** DATA EXCERPTS follows **

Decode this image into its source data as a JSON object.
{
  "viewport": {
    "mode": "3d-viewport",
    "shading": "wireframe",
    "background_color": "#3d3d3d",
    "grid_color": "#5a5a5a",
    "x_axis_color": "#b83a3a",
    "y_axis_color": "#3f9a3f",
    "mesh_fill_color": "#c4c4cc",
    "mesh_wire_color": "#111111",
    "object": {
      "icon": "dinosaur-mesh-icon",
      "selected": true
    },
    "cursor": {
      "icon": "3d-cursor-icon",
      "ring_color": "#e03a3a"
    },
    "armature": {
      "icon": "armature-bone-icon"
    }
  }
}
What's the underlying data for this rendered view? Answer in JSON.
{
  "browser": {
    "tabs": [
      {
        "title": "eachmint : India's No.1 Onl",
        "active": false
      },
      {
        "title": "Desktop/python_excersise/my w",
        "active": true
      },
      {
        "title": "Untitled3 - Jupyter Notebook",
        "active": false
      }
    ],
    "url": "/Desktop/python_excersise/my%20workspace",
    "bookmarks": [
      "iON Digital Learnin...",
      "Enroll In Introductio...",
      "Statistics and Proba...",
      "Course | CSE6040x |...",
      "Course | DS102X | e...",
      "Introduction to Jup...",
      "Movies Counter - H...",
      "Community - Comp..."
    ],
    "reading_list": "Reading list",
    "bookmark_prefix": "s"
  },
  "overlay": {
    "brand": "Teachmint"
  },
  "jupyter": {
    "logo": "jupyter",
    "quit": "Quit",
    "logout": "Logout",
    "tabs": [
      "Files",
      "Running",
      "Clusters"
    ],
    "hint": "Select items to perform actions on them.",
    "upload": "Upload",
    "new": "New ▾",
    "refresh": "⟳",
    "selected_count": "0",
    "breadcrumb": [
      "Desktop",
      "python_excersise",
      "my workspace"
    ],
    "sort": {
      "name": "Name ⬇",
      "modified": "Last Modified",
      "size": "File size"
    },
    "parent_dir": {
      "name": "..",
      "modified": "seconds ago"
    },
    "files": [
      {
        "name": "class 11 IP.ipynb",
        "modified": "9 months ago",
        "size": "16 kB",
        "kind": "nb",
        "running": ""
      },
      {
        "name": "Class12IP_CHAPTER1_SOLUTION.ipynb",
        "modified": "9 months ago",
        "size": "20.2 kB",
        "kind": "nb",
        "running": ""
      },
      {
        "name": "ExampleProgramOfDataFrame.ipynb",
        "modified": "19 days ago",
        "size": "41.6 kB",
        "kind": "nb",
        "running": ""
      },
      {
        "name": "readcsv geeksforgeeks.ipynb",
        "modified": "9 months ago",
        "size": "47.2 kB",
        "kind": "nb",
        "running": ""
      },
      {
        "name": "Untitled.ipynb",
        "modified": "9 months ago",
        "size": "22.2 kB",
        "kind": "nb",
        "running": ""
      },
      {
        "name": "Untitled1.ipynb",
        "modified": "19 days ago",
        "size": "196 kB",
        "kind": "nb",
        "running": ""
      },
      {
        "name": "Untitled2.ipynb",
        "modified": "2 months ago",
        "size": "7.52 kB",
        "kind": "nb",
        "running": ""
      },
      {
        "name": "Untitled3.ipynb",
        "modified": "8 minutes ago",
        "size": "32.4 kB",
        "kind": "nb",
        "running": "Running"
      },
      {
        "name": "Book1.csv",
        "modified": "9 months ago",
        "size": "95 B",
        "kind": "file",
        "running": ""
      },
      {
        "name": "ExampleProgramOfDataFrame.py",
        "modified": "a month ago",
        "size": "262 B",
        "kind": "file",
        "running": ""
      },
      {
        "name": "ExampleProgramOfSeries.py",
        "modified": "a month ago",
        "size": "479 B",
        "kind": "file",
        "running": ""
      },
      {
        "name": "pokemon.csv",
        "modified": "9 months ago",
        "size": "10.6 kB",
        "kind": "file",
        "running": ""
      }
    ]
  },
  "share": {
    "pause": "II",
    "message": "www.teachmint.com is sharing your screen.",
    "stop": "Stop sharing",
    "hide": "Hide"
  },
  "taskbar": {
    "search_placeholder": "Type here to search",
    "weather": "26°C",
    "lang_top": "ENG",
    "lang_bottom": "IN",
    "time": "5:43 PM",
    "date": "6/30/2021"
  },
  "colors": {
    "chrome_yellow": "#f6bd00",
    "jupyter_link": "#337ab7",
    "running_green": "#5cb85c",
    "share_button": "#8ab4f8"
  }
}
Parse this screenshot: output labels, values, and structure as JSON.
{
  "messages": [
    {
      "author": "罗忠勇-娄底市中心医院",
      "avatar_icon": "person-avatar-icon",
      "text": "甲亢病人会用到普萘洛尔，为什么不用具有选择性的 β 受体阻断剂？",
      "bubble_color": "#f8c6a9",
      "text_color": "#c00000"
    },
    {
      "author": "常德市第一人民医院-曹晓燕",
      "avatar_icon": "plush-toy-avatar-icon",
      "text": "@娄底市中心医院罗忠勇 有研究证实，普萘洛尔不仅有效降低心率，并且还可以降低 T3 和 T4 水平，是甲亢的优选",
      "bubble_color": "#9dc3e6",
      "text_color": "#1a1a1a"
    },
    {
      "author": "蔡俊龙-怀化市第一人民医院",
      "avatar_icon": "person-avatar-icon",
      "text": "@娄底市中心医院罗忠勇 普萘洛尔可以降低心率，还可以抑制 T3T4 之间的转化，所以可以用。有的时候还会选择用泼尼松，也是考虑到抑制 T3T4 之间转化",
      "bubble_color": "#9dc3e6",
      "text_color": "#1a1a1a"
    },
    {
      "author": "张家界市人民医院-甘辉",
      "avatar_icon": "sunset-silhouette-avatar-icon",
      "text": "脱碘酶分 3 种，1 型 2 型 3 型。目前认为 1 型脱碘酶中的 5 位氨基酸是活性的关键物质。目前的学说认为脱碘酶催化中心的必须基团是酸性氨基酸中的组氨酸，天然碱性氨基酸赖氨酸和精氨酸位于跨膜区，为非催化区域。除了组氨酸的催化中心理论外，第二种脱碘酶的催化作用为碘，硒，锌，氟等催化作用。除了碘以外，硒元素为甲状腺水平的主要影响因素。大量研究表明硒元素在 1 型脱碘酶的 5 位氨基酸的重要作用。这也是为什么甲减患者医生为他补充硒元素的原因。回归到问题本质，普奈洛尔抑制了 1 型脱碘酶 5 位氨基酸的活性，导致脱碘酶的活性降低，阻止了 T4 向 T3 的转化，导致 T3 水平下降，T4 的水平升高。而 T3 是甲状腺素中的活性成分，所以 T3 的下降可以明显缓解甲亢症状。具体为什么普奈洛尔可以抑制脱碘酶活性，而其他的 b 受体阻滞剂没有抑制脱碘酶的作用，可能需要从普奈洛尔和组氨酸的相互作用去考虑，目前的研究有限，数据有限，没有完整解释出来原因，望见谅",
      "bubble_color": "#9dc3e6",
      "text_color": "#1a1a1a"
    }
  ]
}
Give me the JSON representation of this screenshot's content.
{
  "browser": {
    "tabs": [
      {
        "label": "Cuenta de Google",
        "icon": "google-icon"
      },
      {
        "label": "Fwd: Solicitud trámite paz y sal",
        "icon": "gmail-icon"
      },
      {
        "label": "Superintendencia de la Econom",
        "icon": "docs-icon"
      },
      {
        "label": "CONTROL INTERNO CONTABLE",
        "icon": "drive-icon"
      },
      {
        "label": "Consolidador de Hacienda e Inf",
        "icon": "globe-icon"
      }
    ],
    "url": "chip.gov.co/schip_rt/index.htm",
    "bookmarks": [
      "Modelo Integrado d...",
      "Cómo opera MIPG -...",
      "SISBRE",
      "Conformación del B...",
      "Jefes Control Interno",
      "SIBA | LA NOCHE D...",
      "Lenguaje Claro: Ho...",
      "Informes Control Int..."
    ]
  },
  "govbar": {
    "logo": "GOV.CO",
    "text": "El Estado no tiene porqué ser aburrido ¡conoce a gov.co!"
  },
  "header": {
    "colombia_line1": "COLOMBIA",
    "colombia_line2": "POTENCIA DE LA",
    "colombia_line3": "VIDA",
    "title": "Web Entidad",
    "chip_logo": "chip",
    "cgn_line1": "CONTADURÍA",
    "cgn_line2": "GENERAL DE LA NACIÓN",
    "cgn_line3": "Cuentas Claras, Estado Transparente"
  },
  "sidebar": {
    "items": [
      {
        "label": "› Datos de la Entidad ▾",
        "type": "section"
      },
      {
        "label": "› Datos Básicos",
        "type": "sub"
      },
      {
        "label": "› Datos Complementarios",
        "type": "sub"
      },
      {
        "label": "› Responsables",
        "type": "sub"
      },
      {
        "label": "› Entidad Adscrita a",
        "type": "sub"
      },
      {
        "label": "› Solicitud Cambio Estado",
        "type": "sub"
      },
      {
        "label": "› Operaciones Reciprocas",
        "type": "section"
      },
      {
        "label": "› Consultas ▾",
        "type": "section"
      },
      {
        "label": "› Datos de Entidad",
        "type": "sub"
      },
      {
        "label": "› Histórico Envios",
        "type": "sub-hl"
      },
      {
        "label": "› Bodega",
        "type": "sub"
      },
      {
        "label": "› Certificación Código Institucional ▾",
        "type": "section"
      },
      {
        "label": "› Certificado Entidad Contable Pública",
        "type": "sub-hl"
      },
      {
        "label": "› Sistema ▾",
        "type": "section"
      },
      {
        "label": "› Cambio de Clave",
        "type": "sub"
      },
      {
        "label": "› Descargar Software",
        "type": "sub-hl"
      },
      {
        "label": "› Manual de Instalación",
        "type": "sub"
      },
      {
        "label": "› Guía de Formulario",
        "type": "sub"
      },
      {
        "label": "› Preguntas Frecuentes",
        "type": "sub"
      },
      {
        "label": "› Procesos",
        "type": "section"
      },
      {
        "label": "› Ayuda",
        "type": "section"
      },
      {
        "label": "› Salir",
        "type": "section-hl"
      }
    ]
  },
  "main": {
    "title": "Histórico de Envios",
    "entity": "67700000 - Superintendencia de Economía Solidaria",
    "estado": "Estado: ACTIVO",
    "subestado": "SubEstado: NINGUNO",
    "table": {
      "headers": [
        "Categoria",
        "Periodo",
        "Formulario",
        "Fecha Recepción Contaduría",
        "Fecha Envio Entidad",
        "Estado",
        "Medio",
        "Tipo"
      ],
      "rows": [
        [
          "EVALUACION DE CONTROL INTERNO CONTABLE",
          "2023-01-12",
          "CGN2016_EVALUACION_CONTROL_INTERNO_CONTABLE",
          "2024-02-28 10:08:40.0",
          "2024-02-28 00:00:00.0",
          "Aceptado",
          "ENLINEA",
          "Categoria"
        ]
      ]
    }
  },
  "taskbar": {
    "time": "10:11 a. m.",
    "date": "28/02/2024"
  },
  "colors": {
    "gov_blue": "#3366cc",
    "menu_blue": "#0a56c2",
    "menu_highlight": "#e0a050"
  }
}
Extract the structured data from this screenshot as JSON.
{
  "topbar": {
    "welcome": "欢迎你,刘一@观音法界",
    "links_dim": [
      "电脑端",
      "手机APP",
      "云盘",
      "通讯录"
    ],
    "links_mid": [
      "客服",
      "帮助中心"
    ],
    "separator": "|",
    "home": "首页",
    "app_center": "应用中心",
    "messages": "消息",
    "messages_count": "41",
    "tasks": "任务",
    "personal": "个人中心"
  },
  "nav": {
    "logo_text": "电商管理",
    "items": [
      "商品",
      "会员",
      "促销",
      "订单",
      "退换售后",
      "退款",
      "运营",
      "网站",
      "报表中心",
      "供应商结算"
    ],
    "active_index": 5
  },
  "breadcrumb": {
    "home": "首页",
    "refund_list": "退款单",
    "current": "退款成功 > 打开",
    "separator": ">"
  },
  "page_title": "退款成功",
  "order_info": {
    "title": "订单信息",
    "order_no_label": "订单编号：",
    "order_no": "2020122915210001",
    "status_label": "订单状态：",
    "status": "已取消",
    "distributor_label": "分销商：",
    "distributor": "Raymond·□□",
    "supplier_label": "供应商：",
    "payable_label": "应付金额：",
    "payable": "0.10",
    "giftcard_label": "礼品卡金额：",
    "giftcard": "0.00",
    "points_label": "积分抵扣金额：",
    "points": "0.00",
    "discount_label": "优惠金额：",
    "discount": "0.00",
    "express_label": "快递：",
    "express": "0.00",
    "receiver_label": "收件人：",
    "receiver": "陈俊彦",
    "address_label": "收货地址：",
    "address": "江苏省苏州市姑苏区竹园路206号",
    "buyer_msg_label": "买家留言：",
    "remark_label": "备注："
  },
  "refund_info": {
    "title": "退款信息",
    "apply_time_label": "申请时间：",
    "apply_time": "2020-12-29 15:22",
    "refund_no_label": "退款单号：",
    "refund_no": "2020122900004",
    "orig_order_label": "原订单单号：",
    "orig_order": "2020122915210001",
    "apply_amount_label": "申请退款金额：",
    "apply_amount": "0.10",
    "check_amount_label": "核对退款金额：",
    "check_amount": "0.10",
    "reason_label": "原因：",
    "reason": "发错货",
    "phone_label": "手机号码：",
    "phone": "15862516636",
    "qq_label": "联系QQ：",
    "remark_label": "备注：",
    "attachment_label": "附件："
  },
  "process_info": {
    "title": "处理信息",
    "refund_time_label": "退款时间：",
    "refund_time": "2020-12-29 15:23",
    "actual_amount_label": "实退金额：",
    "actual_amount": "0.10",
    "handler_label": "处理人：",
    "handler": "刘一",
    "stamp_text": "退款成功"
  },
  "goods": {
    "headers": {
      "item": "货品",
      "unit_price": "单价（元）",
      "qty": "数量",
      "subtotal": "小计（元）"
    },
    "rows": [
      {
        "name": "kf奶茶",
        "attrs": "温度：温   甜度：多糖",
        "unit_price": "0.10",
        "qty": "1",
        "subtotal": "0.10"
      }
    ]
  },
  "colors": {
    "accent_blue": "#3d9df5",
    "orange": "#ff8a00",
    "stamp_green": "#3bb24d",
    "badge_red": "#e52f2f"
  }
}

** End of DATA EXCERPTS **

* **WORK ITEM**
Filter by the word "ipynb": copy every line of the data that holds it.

* **WRITTEN ANSWER**
        "name": "class 11 IP.ipynb",
        "name": "Class12IP_CHAPTER1_SOLUTION.ipynb",
        "name": "ExampleProgramOfDataFrame.ipynb",
        "name": "readcsv geeksforgeeks.ipynb",
        "name": "Untitled.ipynb",
        "name": "Untitled1.ipynb",
        "name": "Untitled2.ipynb",
        "name": "Untitled3.ipynb",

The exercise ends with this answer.